● AIM OF THE TASK:
Your job is to return every line of the listing holding the string "header".

------------------------------------------------

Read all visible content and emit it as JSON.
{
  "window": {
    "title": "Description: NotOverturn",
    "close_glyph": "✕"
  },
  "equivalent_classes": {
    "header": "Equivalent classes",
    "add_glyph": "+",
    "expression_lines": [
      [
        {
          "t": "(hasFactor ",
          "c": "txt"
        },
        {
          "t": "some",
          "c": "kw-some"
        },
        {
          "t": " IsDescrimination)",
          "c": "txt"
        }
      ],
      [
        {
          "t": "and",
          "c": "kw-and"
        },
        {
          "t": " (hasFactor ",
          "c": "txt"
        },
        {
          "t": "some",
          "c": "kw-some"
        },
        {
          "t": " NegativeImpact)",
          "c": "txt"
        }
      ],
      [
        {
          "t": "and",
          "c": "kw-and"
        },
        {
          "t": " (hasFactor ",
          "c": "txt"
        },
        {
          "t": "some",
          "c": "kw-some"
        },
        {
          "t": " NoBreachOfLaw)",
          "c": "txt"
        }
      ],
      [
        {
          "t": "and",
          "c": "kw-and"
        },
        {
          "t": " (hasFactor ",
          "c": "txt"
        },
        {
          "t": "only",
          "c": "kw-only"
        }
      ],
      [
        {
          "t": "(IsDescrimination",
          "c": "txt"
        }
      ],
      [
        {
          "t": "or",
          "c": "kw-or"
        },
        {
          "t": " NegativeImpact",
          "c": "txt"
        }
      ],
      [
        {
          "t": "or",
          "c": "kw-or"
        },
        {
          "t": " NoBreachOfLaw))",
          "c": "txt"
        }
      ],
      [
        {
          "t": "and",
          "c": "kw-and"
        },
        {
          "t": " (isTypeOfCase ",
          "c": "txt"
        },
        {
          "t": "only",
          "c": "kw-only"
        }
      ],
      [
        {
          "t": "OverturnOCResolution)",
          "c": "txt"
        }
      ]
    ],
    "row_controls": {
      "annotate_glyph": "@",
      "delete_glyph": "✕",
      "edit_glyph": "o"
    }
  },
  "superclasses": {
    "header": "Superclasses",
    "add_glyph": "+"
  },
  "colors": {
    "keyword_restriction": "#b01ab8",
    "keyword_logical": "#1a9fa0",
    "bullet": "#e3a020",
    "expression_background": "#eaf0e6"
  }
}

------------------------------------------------

● TASK ANSWER:
    "header": "Equivalent classes",
    "header": "Superclasses",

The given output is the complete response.